Great British Life: Christopher BianchiChristopher Bianchi (Image: Alex Tabrizi)The stage opens on Lord Hacker’s flat (I love this set: I once interviewed the wonderful Tony Benn at home in Holland Park; incredibly similar vista, though with far more piles of paper), a room in the accommodation that goes with his role as Master of Hacker College, Oxford. (He raised the money to fund it though a Russian oligarch. What could possibly go wrong with that!)

There are two problems.

Firstly, poor old Jim (Christopher Bianchi) is no longer wanted. Despite being awarded a lifetime post (with above accommodation included), some unfortunate comments he made at a college dinner mean the authorities – as represented by Sir David Knell (Andy Hawthorne) – are remarkably keen he retire. (Who hasn’t made the odd comment about the British Empire and a Cecil Rhodes statue?)

Secondly, minor ailments and infirmities (liver, back pain, arthritis, gout, heart failure (probably easier to list the bits that are working)) have led Jim to seek a carer. ‘Care worker,’ corrects Sophie (Michaela Bennison), who has applied for the job.

‘Like sex worker,’ Jim muses, though hurriedly un-muses a short second later.

He doesn’t have incontinence, he assures Sophie. Just the occasional accident.

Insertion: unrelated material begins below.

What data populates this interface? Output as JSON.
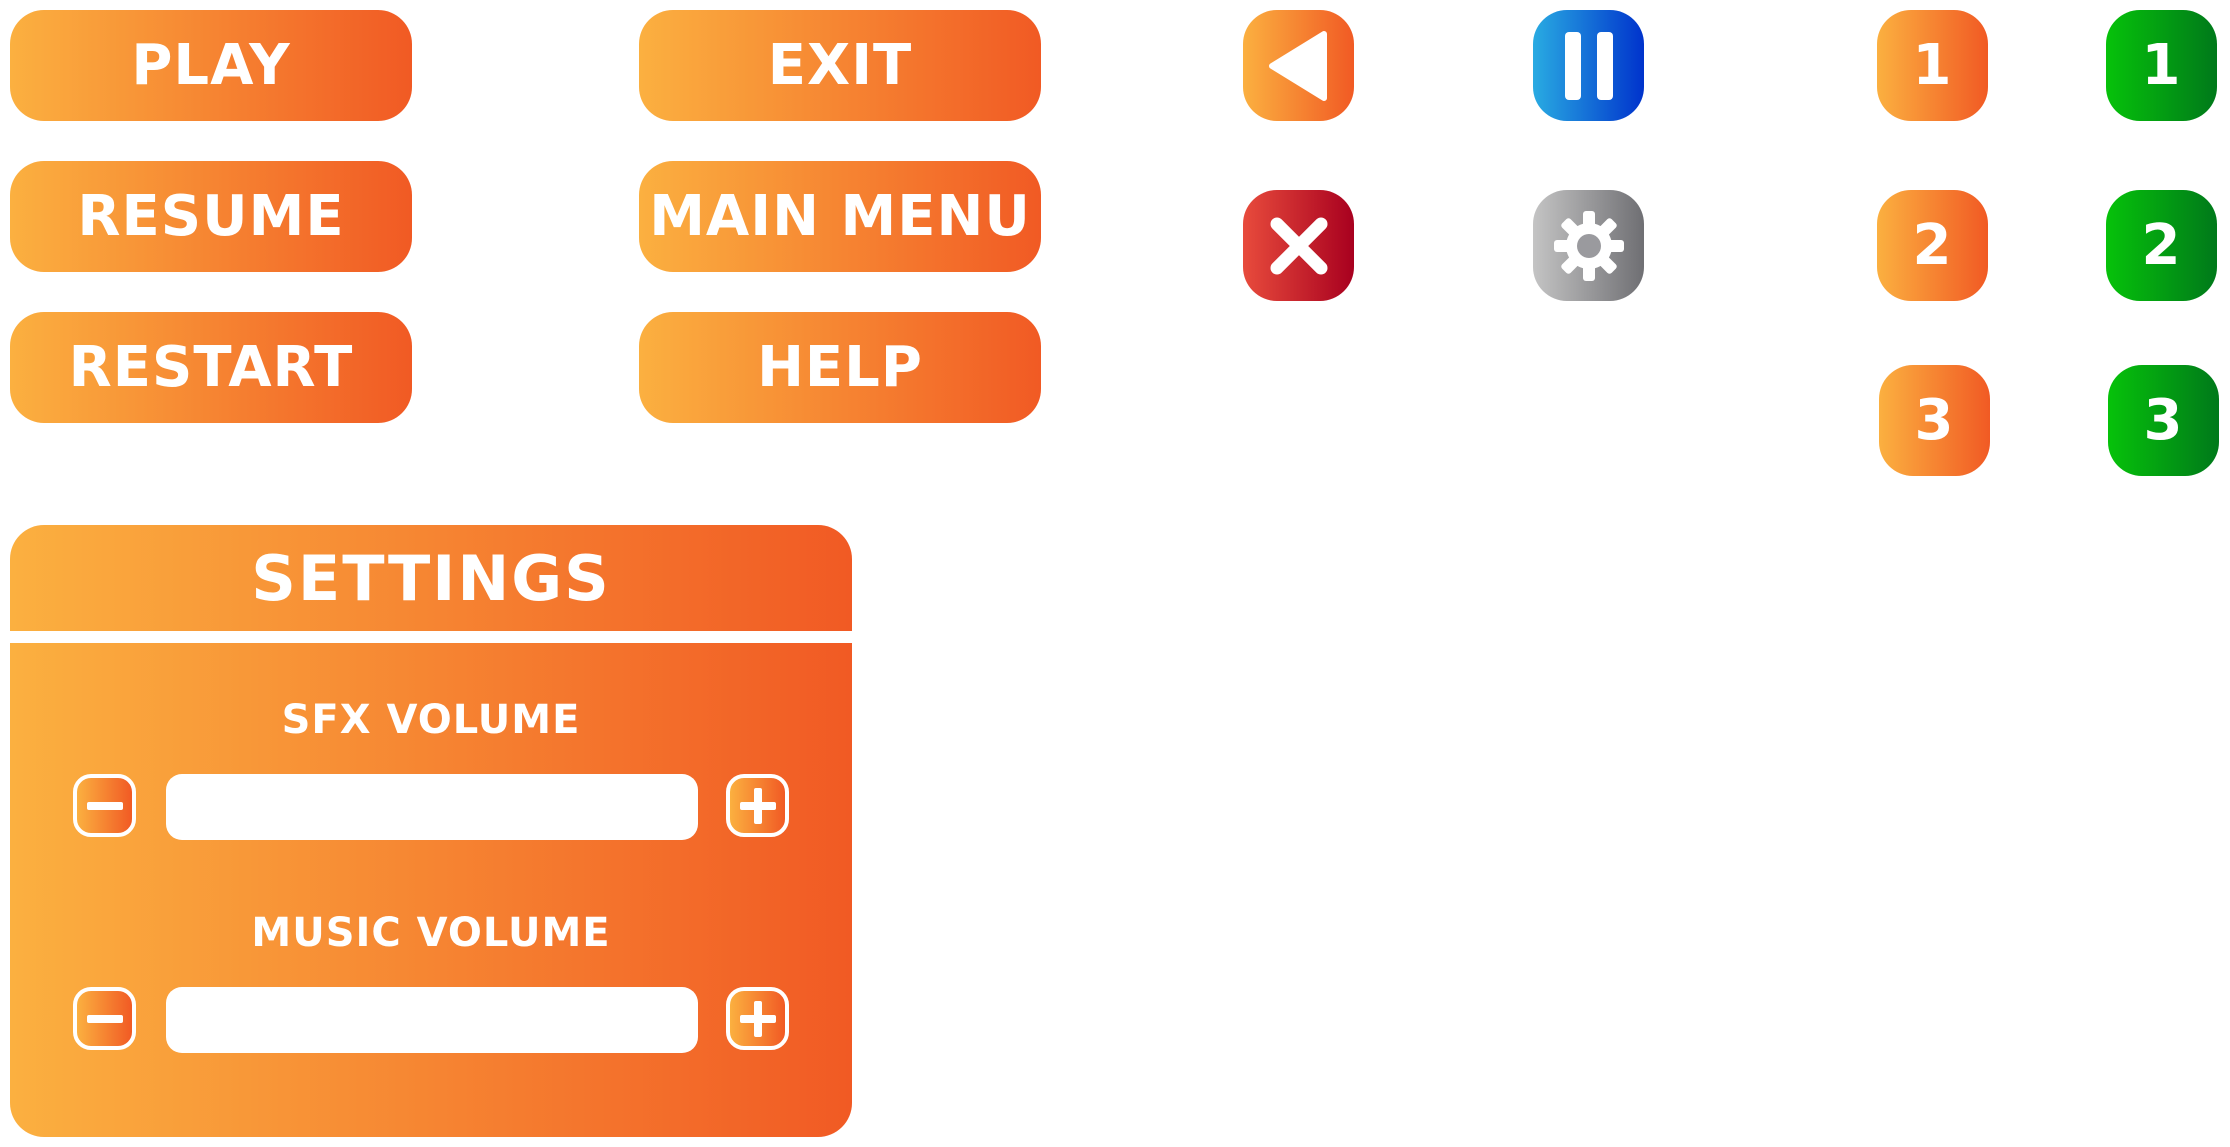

But, he’s forced to admit, he can no longer cope on his own.

You can see, the second Sophie begins to talk, the whirring of Jonathan Lynn’s incredible brain.

How, he must have wondered, can I introduce the machinations of the modern world into this confined space that Jim clearly cannot leave?

Aha! What about a carer – care worker – who is young; a woman of colour; and married! (Married to a wife.)

But, hang on, he thinks. Let’s also make Sophie an Oxford graduate – from Jim’s own college – who’s been out of the job market, caring for her own parents. In between career choices.


Perfect but clunky.

Yet, for me, it worked.

All that’s now needed is for Sir Humphrey Appleby (Clive Francis) to be summoned from a home for the elderly deranged (a misunderstanding) to defend his erstwhile colleague from possible eviction.

Great British Life: Michaela Bennison and Andy HawthorneMichaela Bennison and Andy Hawthorne (Image: Alex Tabrizi)You get the idea.

If you saw the original programmes, you definitely get the idea.

Yet I’m Sorry Prime Minister is far from a simple rerun of the old jokes. There’s a warmth to it that’s touching: two lonely men, whose all-consuming careers alienated their families, in a world where no one speaks their language.

A warmth; and a truth.

Beautifully done, I’d say.

And, at times, laugh-out-loud funny, too.

The cast are fabulous. But the two stand-outs are those irascible old men. As Sir Humphrey once said, it takes two to quango.

I’m Sorry Prime Minister… I Can’t Quite Remember, by Jonathan Lynn, is at Barn Theatre, Cirencester, until November 4.

Barn Theatre, 3 Beeches Road, Cirencester GL7 1BN;